App and web page records:
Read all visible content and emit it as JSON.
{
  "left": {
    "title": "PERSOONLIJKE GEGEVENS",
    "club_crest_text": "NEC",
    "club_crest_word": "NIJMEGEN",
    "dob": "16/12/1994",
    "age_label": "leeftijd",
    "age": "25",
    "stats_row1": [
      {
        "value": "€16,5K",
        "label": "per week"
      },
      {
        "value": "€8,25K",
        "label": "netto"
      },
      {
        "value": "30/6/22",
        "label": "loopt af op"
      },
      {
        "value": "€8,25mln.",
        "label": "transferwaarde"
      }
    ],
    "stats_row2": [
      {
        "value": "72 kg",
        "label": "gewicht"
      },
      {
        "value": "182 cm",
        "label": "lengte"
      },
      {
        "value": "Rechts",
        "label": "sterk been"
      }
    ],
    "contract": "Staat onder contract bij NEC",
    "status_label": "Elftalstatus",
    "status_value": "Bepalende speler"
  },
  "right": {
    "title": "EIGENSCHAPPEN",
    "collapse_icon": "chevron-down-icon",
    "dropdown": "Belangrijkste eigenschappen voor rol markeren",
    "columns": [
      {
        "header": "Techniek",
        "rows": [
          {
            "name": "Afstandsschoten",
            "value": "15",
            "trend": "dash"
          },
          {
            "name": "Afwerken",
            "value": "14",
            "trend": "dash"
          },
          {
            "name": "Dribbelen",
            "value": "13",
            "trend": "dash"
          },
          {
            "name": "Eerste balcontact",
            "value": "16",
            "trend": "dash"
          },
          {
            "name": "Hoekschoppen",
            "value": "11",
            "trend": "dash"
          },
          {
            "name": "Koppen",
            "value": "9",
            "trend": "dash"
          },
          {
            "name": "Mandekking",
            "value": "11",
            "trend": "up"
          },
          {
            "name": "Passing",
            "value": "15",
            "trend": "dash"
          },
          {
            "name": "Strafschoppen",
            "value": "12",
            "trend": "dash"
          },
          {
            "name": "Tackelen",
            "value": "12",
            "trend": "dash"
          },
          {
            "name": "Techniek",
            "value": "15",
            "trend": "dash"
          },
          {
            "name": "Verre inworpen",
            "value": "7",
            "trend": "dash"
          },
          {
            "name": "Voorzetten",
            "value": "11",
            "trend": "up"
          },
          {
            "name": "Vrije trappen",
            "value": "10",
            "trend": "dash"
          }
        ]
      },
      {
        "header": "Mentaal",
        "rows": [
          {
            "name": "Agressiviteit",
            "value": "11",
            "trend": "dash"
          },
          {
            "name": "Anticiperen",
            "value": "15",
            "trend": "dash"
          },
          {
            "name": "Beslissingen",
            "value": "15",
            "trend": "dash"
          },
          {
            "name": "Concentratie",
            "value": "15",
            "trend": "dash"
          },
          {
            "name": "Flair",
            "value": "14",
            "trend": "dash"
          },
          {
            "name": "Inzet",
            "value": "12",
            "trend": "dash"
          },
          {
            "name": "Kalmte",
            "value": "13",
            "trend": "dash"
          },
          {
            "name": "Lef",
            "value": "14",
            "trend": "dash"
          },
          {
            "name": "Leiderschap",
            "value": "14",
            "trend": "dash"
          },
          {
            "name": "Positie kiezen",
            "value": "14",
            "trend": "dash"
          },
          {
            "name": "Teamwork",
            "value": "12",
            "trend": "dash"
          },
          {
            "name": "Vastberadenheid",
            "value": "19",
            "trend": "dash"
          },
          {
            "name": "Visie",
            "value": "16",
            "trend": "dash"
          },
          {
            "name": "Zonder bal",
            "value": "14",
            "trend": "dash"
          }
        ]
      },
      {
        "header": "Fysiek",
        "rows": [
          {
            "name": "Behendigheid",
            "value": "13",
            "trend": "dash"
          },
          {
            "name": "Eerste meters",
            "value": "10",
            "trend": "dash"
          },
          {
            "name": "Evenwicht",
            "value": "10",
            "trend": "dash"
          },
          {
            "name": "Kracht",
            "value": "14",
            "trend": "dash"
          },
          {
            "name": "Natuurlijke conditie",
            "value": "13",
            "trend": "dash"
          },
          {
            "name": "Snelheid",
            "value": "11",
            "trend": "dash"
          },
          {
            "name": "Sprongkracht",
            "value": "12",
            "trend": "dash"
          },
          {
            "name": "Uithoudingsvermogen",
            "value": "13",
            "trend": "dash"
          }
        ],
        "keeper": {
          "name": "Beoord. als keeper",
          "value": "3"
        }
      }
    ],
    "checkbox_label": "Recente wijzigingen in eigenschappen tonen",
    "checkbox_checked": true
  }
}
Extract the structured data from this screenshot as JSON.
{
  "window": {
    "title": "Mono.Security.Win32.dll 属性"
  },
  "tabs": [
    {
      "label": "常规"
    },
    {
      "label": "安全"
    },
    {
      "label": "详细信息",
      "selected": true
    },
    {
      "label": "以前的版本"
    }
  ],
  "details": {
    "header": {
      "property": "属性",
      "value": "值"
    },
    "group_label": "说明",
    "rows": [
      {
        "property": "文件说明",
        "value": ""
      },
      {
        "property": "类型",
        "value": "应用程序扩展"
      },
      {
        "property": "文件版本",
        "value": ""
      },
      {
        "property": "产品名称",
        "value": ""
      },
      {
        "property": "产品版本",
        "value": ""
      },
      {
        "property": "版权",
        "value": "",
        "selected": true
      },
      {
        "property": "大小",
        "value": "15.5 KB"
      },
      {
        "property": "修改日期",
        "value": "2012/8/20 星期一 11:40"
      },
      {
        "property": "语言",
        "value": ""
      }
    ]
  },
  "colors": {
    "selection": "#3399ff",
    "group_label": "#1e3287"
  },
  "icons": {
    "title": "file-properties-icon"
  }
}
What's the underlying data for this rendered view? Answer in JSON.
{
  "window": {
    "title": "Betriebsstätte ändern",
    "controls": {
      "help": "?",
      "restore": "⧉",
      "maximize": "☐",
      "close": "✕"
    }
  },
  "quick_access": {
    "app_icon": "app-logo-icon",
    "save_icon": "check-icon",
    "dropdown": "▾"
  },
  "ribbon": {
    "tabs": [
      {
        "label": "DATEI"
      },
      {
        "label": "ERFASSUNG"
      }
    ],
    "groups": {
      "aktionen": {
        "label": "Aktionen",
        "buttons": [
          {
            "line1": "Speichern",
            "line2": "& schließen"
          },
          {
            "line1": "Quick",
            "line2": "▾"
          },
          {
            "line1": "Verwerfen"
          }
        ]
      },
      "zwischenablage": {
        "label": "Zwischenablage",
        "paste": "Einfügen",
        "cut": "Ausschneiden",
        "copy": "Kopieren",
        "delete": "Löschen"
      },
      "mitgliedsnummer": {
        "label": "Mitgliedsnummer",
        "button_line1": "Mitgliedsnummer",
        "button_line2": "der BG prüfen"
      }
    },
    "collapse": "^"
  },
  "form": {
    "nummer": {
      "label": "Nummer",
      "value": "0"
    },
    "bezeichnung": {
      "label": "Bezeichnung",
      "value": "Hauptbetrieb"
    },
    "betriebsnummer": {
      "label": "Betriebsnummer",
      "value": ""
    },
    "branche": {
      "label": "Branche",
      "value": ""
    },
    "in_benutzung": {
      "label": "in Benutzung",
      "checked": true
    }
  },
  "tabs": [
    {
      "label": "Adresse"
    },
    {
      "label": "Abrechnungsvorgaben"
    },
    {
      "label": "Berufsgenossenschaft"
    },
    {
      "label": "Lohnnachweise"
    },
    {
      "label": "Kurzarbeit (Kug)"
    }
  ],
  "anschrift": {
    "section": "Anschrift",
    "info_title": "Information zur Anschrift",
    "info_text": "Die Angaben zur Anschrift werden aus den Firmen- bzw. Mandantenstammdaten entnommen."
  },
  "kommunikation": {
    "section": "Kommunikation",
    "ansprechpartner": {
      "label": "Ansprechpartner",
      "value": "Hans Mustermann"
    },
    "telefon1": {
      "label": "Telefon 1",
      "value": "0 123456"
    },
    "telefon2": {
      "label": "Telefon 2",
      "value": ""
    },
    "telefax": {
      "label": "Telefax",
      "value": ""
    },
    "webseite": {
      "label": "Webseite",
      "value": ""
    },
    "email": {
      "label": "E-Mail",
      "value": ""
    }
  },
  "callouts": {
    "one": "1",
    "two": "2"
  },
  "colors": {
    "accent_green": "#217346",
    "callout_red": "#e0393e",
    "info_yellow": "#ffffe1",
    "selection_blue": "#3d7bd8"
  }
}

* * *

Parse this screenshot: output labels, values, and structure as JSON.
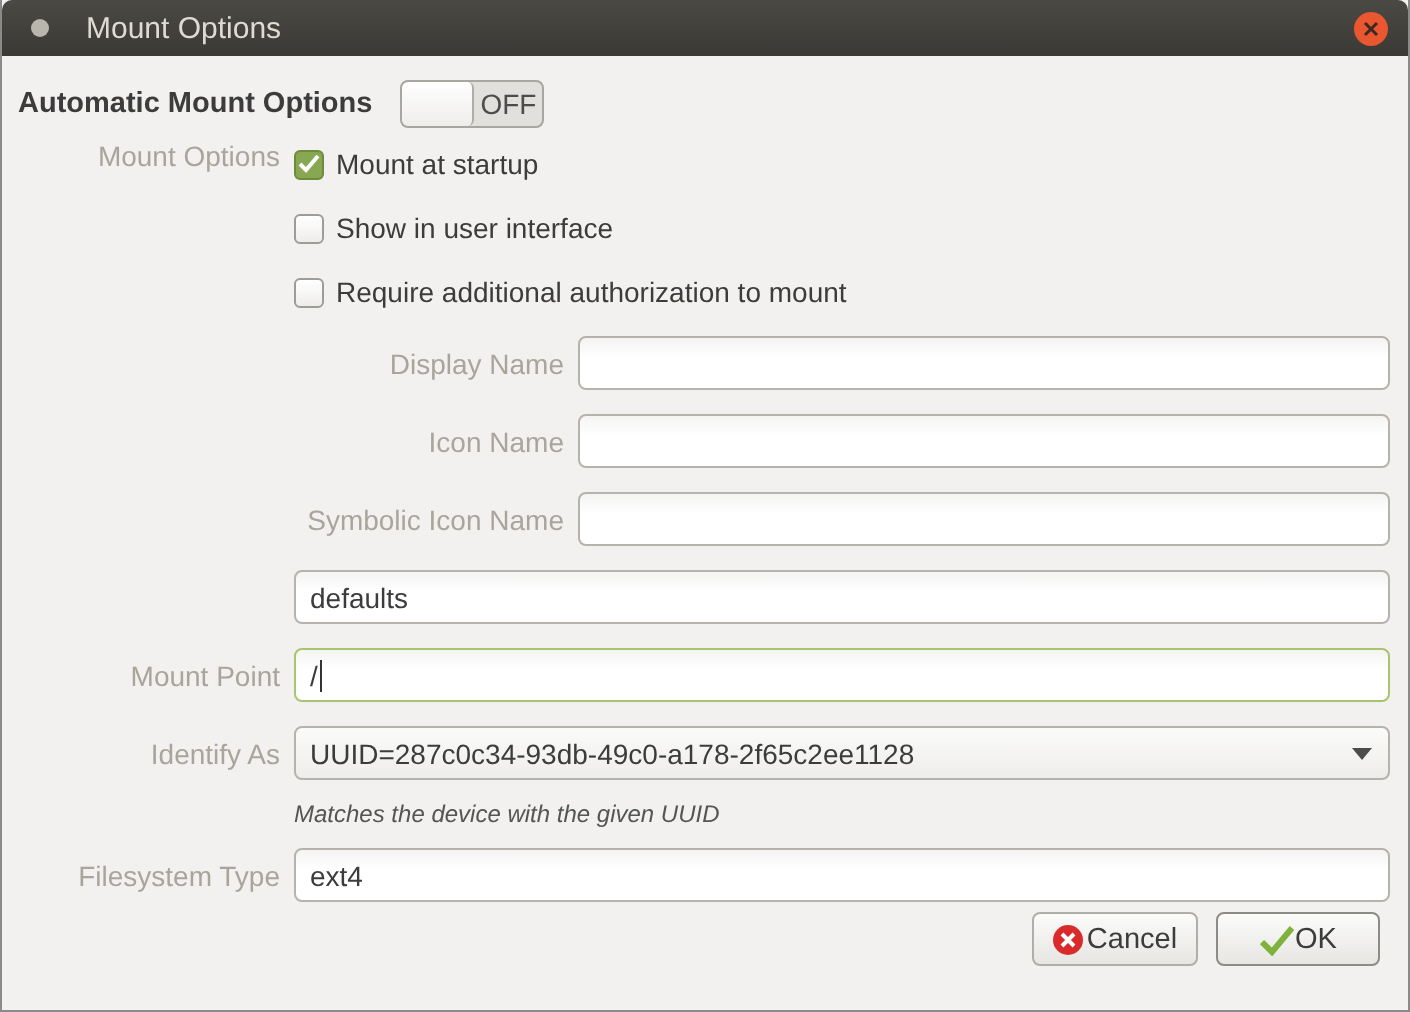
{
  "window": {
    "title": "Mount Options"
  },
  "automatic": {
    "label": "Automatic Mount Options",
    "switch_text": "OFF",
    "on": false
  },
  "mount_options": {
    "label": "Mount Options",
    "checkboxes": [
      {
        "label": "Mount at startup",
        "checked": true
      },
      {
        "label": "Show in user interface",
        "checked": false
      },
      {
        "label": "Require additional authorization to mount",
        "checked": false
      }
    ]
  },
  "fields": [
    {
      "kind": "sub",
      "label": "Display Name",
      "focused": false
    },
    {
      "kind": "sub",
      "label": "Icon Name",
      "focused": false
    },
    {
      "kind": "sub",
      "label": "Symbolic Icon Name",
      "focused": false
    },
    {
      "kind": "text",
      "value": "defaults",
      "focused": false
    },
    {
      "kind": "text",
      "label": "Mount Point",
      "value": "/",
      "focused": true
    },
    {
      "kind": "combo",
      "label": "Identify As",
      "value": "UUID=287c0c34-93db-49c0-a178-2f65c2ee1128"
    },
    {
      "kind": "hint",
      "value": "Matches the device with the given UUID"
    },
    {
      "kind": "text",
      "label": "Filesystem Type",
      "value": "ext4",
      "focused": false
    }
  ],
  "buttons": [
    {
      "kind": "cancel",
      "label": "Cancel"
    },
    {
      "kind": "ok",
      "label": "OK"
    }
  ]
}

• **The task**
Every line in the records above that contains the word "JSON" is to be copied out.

• **Output of the task**
Read all visible content and emit it as JSON.
Extract the structured data from this screenshot as JSON.
What's the underlying data for this rendered view? Answer in JSON.
Parse this screenshot: output labels, values, and structure as JSON.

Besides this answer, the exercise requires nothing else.